About this task >>
All of the data that follows should be output again without any alteration.
(Data begins)
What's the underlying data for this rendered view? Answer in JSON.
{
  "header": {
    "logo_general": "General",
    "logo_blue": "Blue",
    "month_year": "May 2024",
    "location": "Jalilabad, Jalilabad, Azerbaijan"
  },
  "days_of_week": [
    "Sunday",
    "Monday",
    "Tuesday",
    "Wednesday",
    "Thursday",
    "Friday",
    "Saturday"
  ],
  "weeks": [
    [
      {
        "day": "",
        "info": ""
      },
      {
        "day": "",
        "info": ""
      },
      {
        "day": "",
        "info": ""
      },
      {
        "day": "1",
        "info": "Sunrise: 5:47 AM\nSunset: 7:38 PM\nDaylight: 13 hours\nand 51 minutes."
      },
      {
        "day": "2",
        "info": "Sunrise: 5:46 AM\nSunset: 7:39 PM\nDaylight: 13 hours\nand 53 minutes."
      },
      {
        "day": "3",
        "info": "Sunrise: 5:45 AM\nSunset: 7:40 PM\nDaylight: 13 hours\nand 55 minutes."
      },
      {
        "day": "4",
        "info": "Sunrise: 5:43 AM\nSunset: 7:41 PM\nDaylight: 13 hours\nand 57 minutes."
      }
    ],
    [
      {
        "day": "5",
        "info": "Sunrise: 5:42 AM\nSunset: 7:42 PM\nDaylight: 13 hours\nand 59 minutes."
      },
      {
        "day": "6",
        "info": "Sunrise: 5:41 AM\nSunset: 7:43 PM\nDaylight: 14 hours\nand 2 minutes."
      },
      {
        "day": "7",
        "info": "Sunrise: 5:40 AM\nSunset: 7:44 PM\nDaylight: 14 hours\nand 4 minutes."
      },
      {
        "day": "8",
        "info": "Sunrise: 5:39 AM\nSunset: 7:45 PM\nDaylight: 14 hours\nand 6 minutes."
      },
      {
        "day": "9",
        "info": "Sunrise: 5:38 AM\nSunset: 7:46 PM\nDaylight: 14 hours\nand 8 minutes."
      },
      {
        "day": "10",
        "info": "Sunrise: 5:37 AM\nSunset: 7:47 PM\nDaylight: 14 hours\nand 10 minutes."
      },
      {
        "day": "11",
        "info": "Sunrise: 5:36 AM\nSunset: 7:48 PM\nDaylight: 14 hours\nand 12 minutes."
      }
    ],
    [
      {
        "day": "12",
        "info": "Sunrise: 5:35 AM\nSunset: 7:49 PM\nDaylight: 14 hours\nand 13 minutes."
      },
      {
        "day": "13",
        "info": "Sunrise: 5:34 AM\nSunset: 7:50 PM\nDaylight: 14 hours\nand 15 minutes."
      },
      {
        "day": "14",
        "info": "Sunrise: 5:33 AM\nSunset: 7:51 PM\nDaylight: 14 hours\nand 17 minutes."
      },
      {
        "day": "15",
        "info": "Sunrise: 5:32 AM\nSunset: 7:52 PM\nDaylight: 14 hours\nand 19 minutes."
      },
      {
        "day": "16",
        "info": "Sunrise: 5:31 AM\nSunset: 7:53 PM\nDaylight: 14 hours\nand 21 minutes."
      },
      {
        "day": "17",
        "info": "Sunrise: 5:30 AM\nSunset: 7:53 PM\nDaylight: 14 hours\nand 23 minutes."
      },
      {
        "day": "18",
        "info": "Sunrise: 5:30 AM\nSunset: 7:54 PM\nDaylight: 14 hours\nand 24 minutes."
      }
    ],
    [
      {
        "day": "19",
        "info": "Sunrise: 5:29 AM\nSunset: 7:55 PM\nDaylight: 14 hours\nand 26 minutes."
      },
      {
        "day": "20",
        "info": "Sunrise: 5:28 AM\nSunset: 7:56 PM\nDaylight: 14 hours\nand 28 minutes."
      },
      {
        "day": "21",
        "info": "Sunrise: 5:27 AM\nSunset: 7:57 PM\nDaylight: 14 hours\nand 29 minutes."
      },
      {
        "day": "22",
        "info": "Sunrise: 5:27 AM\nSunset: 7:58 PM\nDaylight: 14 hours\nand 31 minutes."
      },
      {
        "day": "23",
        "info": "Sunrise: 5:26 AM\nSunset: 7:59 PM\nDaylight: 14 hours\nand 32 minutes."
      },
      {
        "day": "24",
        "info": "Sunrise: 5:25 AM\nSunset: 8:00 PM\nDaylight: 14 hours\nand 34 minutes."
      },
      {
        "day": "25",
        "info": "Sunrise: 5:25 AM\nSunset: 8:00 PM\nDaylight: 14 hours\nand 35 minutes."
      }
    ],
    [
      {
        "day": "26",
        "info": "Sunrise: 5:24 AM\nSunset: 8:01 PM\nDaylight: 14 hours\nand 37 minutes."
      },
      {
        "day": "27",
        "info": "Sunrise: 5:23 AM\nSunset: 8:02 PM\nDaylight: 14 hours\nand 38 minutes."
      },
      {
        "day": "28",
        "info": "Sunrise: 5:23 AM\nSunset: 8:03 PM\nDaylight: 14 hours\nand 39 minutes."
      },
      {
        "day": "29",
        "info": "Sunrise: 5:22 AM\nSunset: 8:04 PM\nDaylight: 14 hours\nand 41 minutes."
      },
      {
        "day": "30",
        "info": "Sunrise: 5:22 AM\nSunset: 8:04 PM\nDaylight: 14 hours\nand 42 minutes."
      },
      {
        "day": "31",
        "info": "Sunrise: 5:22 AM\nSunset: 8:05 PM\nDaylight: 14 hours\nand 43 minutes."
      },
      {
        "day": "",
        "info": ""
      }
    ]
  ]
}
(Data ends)
Task response >>
What's the underlying data for this rendered view? Answer in JSON.
{
  "header": {
    "logo_general": "General",
    "logo_blue": "Blue",
    "month_year": "May 2024",
    "location": "Jalilabad, Jalilabad, Azerbaijan"
  },
  "days_of_week": [
    "Sunday",
    "Monday",
    "Tuesday",
    "Wednesday",
    "Thursday",
    "Friday",
    "Saturday"
  ],
  "weeks": [
    [
      {
        "day": "",
        "info": ""
      },
      {
        "day": "",
        "info": ""
      },
      {
        "day": "",
        "info": ""
      },
      {
        "day": "1",
        "info": "Sunrise: 5:47 AM\nSunset: 7:38 PM\nDaylight: 13 hours\nand 51 minutes."
      },
      {
        "day": "2",
        "info": "Sunrise: 5:46 AM\nSunset: 7:39 PM\nDaylight: 13 hours\nand 53 minutes."
      },
      {
        "day": "3",
        "info": "Sunrise: 5:45 AM\nSunset: 7:40 PM\nDaylight: 13 hours\nand 55 minutes."
      },
      {
        "day": "4",
        "info": "Sunrise: 5:43 AM\nSunset: 7:41 PM\nDaylight: 13 hours\nand 57 minutes."
      }
    ],
    [
      {
        "day": "5",
        "info": "Sunrise: 5:42 AM\nSunset: 7:42 PM\nDaylight: 13 hours\nand 59 minutes."
      },
      {
        "day": "6",
        "info": "Sunrise: 5:41 AM\nSunset: 7:43 PM\nDaylight: 14 hours\nand 2 minutes."
      },
      {
        "day": "7",
        "info": "Sunrise: 5:40 AM\nSunset: 7:44 PM\nDaylight: 14 hours\nand 4 minutes."
      },
      {
        "day": "8",
        "info": "Sunrise: 5:39 AM\nSunset: 7:45 PM\nDaylight: 14 hours\nand 6 minutes."
      },
      {
        "day": "9",
        "info": "Sunrise: 5:38 AM\nSunset: 7:46 PM\nDaylight: 14 hours\nand 8 minutes."
      },
      {
        "day": "10",
        "info": "Sunrise: 5:37 AM\nSunset: 7:47 PM\nDaylight: 14 hours\nand 10 minutes."
      },
      {
        "day": "11",
        "info": "Sunrise: 5:36 AM\nSunset: 7:48 PM\nDaylight: 14 hours\nand 12 minutes."
      }
    ],
    [
      {
        "day": "12",
        "info": "Sunrise: 5:35 AM\nSunset: 7:49 PM\nDaylight: 14 hours\nand 13 minutes."
      },
      {
        "day": "13",
        "info": "Sunrise: 5:34 AM\nSunset: 7:50 PM\nDaylight: 14 hours\nand 15 minutes."
      },
      {
        "day": "14",
        "info": "Sunrise: 5:33 AM\nSunset: 7:51 PM\nDaylight: 14 hours\nand 17 minutes."
      },
      {
        "day": "15",
        "info": "Sunrise: 5:32 AM\nSunset: 7:52 PM\nDaylight: 14 hours\nand 19 minutes."
      },
      {
        "day": "16",
        "info": "Sunrise: 5:31 AM\nSunset: 7:53 PM\nDaylight: 14 hours\nand 21 minutes."
      },
      {
        "day": "17",
        "info": "Sunrise: 5:30 AM\nSunset: 7:53 PM\nDaylight: 14 hours\nand 23 minutes."
      },
      {
        "day": "18",
        "info": "Sunrise: 5:30 AM\nSunset: 7:54 PM\nDaylight: 14 hours\nand 24 minutes."
      }
    ],
    [
      {
        "day": "19",
        "info": "Sunrise: 5:29 AM\nSunset: 7:55 PM\nDaylight: 14 hours\nand 26 minutes."
      },
      {
        "day": "20",
        "info": "Sunrise: 5:28 AM\nSunset: 7:56 PM\nDaylight: 14 hours\nand 28 minutes."
      },
      {
        "day": "21",
        "info": "Sunrise: 5:27 AM\nSunset: 7:57 PM\nDaylight: 14 hours\nand 29 minutes."
      },
      {
        "day": "22",
        "info": "Sunrise: 5:27 AM\nSunset: 7:58 PM\nDaylight: 14 hours\nand 31 minutes."
      },
      {
        "day": "23",
        "info": "Sunrise: 5:26 AM\nSunset: 7:59 PM\nDaylight: 14 hours\nand 32 minutes."
      },
      {
        "day": "24",
        "info": "Sunrise: 5:25 AM\nSunset: 8:00 PM\nDaylight: 14 hours\nand 34 minutes."
      },
      {
        "day": "25",
        "info": "Sunrise: 5:25 AM\nSunset: 8:00 PM\nDaylight: 14 hours\nand 35 minutes."
      }
    ],
    [
      {
        "day": "26",
        "info": "Sunrise: 5:24 AM\nSunset: 8:01 PM\nDaylight: 14 hours\nand 37 minutes."
      },
      {
        "day": "27",
        "info": "Sunrise: 5:23 AM\nSunset: 8:02 PM\nDaylight: 14 hours\nand 38 minutes."
      },
      {
        "day": "28",
        "info": "Sunrise: 5:23 AM\nSunset: 8:03 PM\nDaylight: 14 hours\nand 39 minutes."
      },
      {
        "day": "29",
        "info": "Sunrise: 5:22 AM\nSunset: 8:04 PM\nDaylight: 14 hours\nand 41 minutes."
      },
      {
        "day": "30",
        "info": "Sunrise: 5:22 AM\nSunset: 8:04 PM\nDaylight: 14 hours\nand 42 minutes."
      },
      {
        "day": "31",
        "info": "Sunrise: 5:22 AM\nSunset: 8:05 PM\nDaylight: 14 hours\nand 43 minutes."
      },
      {
        "day": "",
        "info": ""
      }
    ]
  ]
}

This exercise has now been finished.